Wheat holds important support price
The week started with more waves of fund liquidation, much like we ended last week. The new regulations that will require swaps trades to be counted as part of total futures positions and subject to position limits have prompted funds to liquidate positions, even though the actual rules implementation was given more time.
Chicago wheat slightly broke the range lows while KC and Minn held. Once the blood-letting was over, prices picked up quickly with wheat actually leading the way higher. Demand perked up once it looked like the selling pressure had subsided with several countries issuing tenders – some for quick delivery.
World export activity has definitely surged the last week or so, and the US is capturing a respectable piece of the business. Sales the previous week at 410 TMT were the highest in a month and above even the trade estimates. But the biggest sales news was China’s purchase of Canadian hi-pro spring wheat; quantity was unknown for sure but estimates ranged from 300 TMT up to 1.0 MMT.
There was a sale of 233 TMT of US wheat sold to unknown, which helped push wheat prices higher early on Friday; unfortunately, those gains slowly faded throughout the day.
Ukraine’s announcement early Friday that they were banning exports as of Nov. 15 also helped support wheat early, even though it wasn’t much of a surprise.

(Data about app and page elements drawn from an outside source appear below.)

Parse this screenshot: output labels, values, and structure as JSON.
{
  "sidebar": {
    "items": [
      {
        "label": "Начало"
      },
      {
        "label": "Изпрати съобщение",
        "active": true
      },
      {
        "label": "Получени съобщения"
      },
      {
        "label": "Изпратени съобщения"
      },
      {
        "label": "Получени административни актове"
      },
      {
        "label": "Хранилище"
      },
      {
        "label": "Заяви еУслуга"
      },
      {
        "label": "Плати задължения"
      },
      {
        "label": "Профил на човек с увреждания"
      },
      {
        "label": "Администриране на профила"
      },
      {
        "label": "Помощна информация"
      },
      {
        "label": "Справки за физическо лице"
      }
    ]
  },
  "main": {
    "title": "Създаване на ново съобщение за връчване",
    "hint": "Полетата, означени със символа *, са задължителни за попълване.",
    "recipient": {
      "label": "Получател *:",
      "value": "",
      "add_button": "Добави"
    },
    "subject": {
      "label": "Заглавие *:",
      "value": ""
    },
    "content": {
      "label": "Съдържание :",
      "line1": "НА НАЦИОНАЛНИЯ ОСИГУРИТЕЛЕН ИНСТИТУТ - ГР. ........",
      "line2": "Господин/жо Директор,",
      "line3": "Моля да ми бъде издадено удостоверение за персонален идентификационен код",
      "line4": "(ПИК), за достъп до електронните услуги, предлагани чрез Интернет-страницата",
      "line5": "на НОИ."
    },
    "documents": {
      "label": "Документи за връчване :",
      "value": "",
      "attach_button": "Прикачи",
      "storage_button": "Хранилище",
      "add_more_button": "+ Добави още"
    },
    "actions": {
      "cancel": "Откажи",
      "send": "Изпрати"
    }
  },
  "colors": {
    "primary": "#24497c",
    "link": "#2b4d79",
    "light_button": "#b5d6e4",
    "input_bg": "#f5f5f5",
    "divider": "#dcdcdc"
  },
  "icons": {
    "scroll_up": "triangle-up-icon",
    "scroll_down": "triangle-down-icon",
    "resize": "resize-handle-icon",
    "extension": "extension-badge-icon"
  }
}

The bigger question still remains if Russian exporters can fulfill their commitments as those contracts come due through late November.
Wheat was also supported by the ongoing weather issues in the Southern Hemisphere. We’ve watched Australia’s crop deteriorate through much of the growing season, and now as it matures yields are pretty much set. It’s been a disappointing year for many Australian producers, with total production estimates in the ballpark of 20 MMT, a 30% drop from last year’s whopper of 29 MMT.
Argentina could also be barreling toward troubles as well with just the opposite problem of Australia. Persistent rains throughout the growing season have led to disease issues and their government is acknowledging that yield declines are likely if the rains continue. With harvest just around the corner, more rain is the last thing they need.
Adding to the mid-week rally was the Argentine’s government issuing new requirements from their exporters to ensure taxes get paid and the request for several years of documents. All exports out of Argentina have effectively been shut down while those doc’s are rounded up and any back taxes get paid. Needles to say, exporters aren’t happy and are resisting the new requirements.